Exercise goal - Say how many lines of the data below have the word "this" in them. Add nothing else.

Records provided -
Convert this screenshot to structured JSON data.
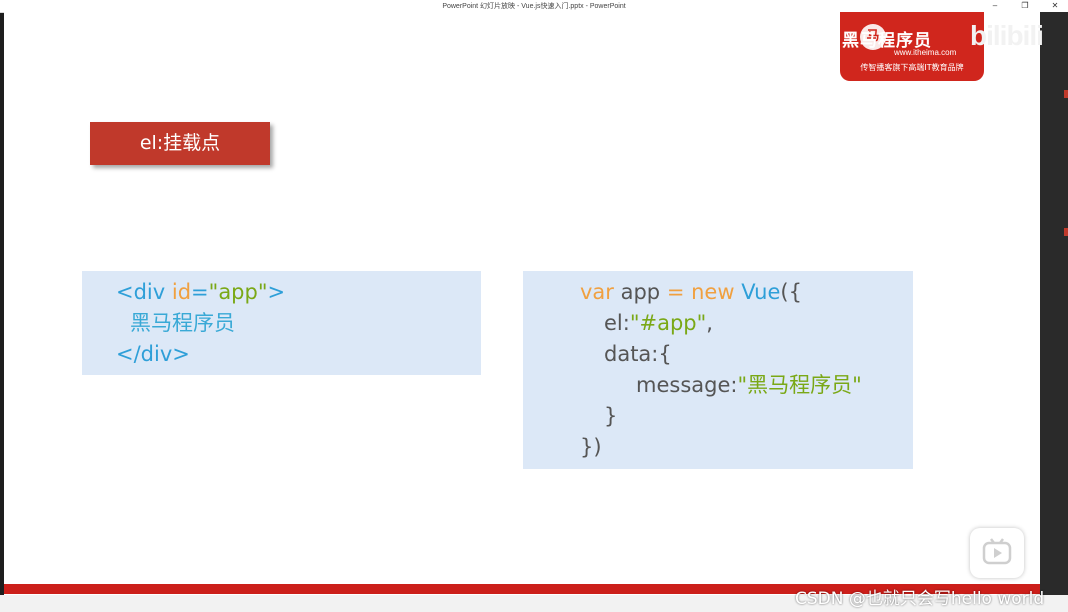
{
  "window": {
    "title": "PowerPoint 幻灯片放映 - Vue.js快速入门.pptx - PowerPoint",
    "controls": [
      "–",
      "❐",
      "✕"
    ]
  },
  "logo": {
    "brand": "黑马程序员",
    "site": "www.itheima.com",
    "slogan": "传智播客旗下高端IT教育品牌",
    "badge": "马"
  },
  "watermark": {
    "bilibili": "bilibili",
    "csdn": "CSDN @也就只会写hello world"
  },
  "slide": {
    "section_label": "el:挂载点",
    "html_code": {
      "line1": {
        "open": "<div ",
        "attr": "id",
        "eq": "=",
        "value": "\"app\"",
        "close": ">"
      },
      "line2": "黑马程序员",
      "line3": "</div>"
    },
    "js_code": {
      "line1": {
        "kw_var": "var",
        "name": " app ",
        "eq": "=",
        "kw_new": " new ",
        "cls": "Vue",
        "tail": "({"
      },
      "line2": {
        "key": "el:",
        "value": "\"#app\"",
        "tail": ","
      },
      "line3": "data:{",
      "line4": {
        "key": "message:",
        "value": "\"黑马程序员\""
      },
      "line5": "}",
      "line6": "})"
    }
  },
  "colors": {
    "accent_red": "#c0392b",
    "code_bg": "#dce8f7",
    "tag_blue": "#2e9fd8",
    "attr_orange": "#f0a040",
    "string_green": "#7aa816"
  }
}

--

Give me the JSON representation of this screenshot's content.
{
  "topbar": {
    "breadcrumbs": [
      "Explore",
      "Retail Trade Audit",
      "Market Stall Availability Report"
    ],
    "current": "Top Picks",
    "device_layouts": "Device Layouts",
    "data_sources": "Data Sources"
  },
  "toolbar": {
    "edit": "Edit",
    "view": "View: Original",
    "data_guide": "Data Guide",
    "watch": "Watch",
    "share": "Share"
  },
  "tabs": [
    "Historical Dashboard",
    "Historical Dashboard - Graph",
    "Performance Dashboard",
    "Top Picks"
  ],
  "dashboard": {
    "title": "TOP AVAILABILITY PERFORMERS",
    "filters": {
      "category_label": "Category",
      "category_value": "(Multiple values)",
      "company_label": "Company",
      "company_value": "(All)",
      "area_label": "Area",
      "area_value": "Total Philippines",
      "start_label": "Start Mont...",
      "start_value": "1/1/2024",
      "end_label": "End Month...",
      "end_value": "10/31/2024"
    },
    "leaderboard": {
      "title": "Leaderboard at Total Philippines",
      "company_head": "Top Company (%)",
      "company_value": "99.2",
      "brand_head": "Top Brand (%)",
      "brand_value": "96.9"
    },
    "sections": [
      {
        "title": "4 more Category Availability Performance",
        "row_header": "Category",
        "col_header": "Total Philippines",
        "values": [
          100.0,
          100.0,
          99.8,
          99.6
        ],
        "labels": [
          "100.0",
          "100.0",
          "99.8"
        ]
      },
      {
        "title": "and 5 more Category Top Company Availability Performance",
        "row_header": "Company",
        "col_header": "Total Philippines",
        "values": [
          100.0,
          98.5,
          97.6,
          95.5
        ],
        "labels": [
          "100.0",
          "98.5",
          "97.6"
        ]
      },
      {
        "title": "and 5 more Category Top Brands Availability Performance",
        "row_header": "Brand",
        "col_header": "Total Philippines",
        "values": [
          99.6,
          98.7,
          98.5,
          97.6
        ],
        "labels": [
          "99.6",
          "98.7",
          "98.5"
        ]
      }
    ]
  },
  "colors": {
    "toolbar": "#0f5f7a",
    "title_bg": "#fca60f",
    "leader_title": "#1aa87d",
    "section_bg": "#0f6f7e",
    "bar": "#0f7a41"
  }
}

Result below - 2